> Description of the task: Reproduce the data, keeping every word exactly as it is.
######
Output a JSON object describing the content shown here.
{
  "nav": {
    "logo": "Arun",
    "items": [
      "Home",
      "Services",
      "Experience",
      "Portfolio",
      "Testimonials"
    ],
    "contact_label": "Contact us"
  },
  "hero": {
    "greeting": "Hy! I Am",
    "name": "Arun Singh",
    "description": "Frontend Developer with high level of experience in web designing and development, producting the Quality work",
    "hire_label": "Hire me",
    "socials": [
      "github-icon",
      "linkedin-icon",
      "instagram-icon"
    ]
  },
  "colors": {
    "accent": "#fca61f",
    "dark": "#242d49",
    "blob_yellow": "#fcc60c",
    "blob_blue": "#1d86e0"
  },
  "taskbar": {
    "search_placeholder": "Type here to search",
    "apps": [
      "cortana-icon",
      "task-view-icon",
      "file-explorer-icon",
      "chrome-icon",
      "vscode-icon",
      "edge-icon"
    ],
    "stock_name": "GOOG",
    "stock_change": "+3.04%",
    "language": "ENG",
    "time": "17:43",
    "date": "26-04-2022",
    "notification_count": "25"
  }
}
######
> Expected answer:
Output a JSON object describing the content shown here.
{
  "nav": {
    "logo": "Arun",
    "items": [
      "Home",
      "Services",
      "Experience",
      "Portfolio",
      "Testimonials"
    ],
    "contact_label": "Contact us"
  },
  "hero": {
    "greeting": "Hy! I Am",
    "name": "Arun Singh",
    "description": "Frontend Developer with high level of experience in web designing and development, producting the Quality work",
    "hire_label": "Hire me",
    "socials": [
      "github-icon",
      "linkedin-icon",
      "instagram-icon"
    ]
  },
  "colors": {
    "accent": "#fca61f",
    "dark": "#242d49",
    "blob_yellow": "#fcc60c",
    "blob_blue": "#1d86e0"
  },
  "taskbar": {
    "search_placeholder": "Type here to search",
    "apps": [
      "cortana-icon",
      "task-view-icon",
      "file-explorer-icon",
      "chrome-icon",
      "vscode-icon",
      "edge-icon"
    ],
    "stock_name": "GOOG",
    "stock_change": "+3.04%",
    "language": "ENG",
    "time": "17:43",
    "date": "26-04-2022",
    "notification_count": "25"
  }
}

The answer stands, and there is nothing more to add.